There’s more to running a successful business than sales and profits; creating a company culture and having clear core values are essential to the long-term sustainability of any business.
As a business owner, ask yourself, “Who are we and what do we stand for?” More than a simple slogan or mission statement, your core values must be something you believe in and support. Does your company value diversity, integrity, innovation, ethics, personality, etc.? The answers to these questions will play a crucial role in the development of both your external and internal brand strategy.
Why Is Identifying Your Company’s Core Values Important?
Knowing what your core values are will allow your leaders, executives, and management to hire the right people and attract the right customers, which will improve efficiencies, increase customer retention and acquisition, cut down on costs, and enhance employee engagement. These are huge competitive advantages!
In his popular business fable, “The Five Dysfunctions of a Team,” author Patrick Lencioni quotes a successful entrepreneur who claimed,
“If you could get all the people in an organization rowing in the same direction, you could dominate any industry, in any market, against any competition, at any time.”
Developing core values will help you achieve this goal.
How Can My Company Develop & Define Its Core Values? How Can We Share These Values Among Our Customers & Employees?
Actions Speak Louder Than Words

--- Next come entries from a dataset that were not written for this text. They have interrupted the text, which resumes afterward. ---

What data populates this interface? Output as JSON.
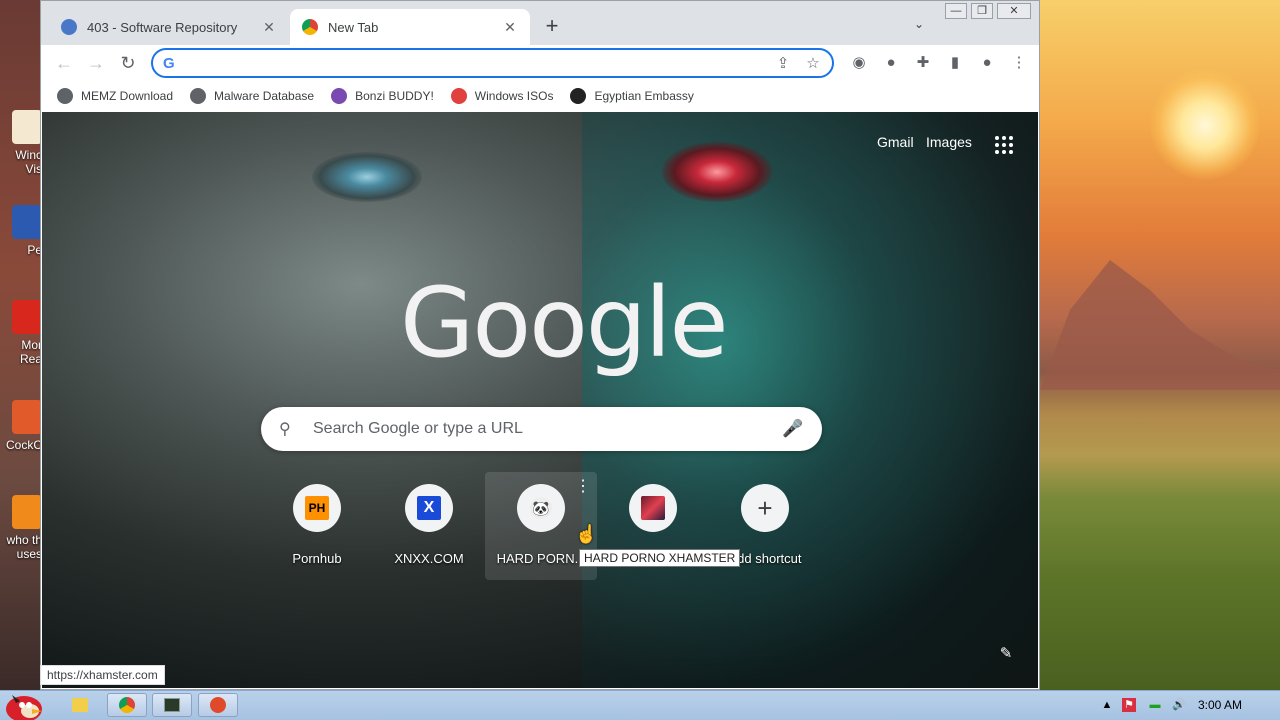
{
  "desktop": {
    "icons": [
      {
        "label": "Winc Vis",
        "color": "#f4e8d0"
      },
      {
        "label": "Pe",
        "color": "#2b5ab0"
      },
      {
        "label": "Mor Rea",
        "color": "#d8281e"
      },
      {
        "label": "CockC",
        "color": "#e05a2a"
      },
      {
        "label": "who th uses",
        "color": "#f08a1a"
      }
    ]
  },
  "browser": {
    "tabs": [
      {
        "title": "403 - Software Repository",
        "icon": "globe-icon",
        "active": false
      },
      {
        "title": "New Tab",
        "icon": "chrome-icon",
        "active": true
      }
    ],
    "new_tab_symbol": "+",
    "tab_search_symbol": "⌄",
    "window_controls": {
      "minimize": "—",
      "restore": "❐",
      "close": "✕"
    },
    "toolbar": {
      "back": "←",
      "forward": "→",
      "reload": "↻",
      "omnibox_value": "",
      "omnibox_placeholder": "",
      "google_g": "G",
      "share_icon": "⇪",
      "star_icon": "☆"
    },
    "extensions": [
      {
        "name": "ublock-icon",
        "symbol": "◉"
      },
      {
        "name": "flag-extension-icon",
        "symbol": "●"
      },
      {
        "name": "extensions-puzzle-icon",
        "symbol": "✚"
      },
      {
        "name": "side-panel-icon",
        "symbol": "▮"
      },
      {
        "name": "profile-icon",
        "symbol": "●"
      },
      {
        "name": "menu-kebab-icon",
        "symbol": "⋮"
      }
    ],
    "bookmarks": [
      {
        "label": "MEMZ Download",
        "icon": "globe-icon",
        "color": "#5f6368"
      },
      {
        "label": "Malware Database",
        "icon": "globe-icon",
        "color": "#5f6368"
      },
      {
        "label": "Bonzi BUDDY!",
        "icon": "bonzi-icon",
        "color": "#7a4ab0"
      },
      {
        "label": "Windows ISOs",
        "icon": "rainbow-flag-icon",
        "color": "#e04040"
      },
      {
        "label": "Egyptian Embassy",
        "icon": "wix-icon",
        "color": "#222222"
      }
    ]
  },
  "ntp": {
    "gmail": "Gmail",
    "images": "Images",
    "logo": "Google",
    "search_placeholder": "Search Google or type a URL",
    "search_icon": "⚲",
    "mic_icon": "🎤",
    "shortcuts": [
      {
        "label": "Pornhub",
        "badge": "PH"
      },
      {
        "label": "XNXX.COM",
        "badge": "X"
      },
      {
        "label": "HARD PORN...",
        "badge": "🐼"
      },
      {
        "label": "",
        "badge": ""
      },
      {
        "label": "Add shortcut",
        "badge": "+"
      }
    ],
    "kebab": "⋮",
    "tooltip": "HARD PORNO XHAMSTER",
    "customize_icon": "✎"
  },
  "statusbar": {
    "url": "https://xhamster.com"
  },
  "taskbar": {
    "clock": "3:00 AM",
    "tray": [
      "▲",
      "⚑",
      "▬",
      "🔊"
    ]
  }
}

The first–and perhaps most important–step, is to embody your values in everything you say and do. As the business owner, you set the example. Your values shouldn’t just be displayed on walls or websites, they must be actionable. Your values must be lived and experienced, because you want your customers and employees to be able to embody these values, too.
Get To Know Your Customers
What matters to your customers? Many consumers don’t just value quality products or good deals, they also believe in things like reliability, sustainability, and kindness. Go out and talk to your customers. Ask them questions such as, “What makes our company unique in the industry?” Read reviews about your products and services and incorporate that feedback into future strategies. Taking these steps will help you define the brand your target audience wants to do business with. It will also help you establish your company “voice,” which will be shown off in all the ways your customers interact with your business, including advertising, website content, customer service, and more.
Establishing and clearly defining your core values to your employees and prospective employees will give you the structure and common goals necessary to create and sustain a strong, more motivated team. Your core values should reflect the current team and culture, especially the key players in your company. Speak to your employees about what they value in a workplace. What for them makes a great company culture? What do they think a business should value? You might own the business, but if you value your staff, it’s important that they have a voice, too, after-all, they are there working day-in and day-out and are the face of your company.